Dec. 30, 2008 — -- Unfortunately for Oprah Winfrey, some stories really are too good to be true.
Herman Rosenblat's memoir, "Angel at the Fence," deemed by Winfrey as "the single greatest love story" she's ever featured on her show, may now be coined by some as the single phoniest love story, after the author admitted he fabricated the story of how he and his wife met at a Nazi concentration camp.
They did not, as Rosenblat falsely wrote in the book, meet at a concentration camp during World War II, where Rosenblat claimed his wife had thrown him apples and bread over the barbed-wire fence that separated them.
In reality, Rosenblat and his wife, Roma, were set up on a blind date in New York years after the war was over.
Ken Rosenblat, Rosenblat's son, knew for years of the hoax and expressed outrage today over his father's lie. He told the New York Post, "I didn't agree with it. I didn't want anything to do with it. I tried to just stay away from it."
Rosenblat's bogus autobiography is one of several memoirs that have been lauded by Winfrey and then later revealed to be frauds -- including James Frey's best-selling "A Million Little Pieces" and Margaret Seltzer's "Love and Consequences" -- consequently calling into question how much weight Winfrey's future book endorsements will carry.
Sara Nelson, the editor in chief of trade magazine Publishers Weekly, told ABCNews.com that she wouldn't be surprised if Winfrey, in response to the recent hoaxes, is more cautious in the future about what books she talks about on her show.
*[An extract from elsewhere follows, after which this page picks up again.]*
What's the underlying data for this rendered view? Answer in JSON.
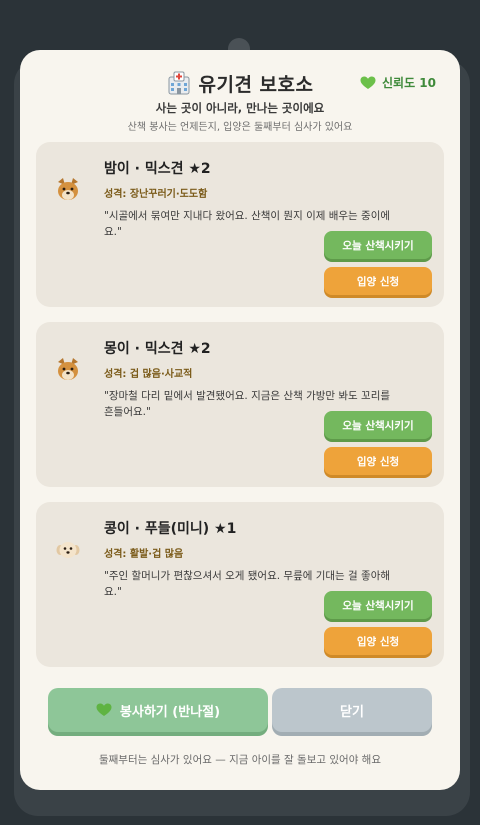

"This is embarrassing for [Winfrey] and I'm sure she's not happy about it," said Nelson. "I think she'll be more careful about what she promotes."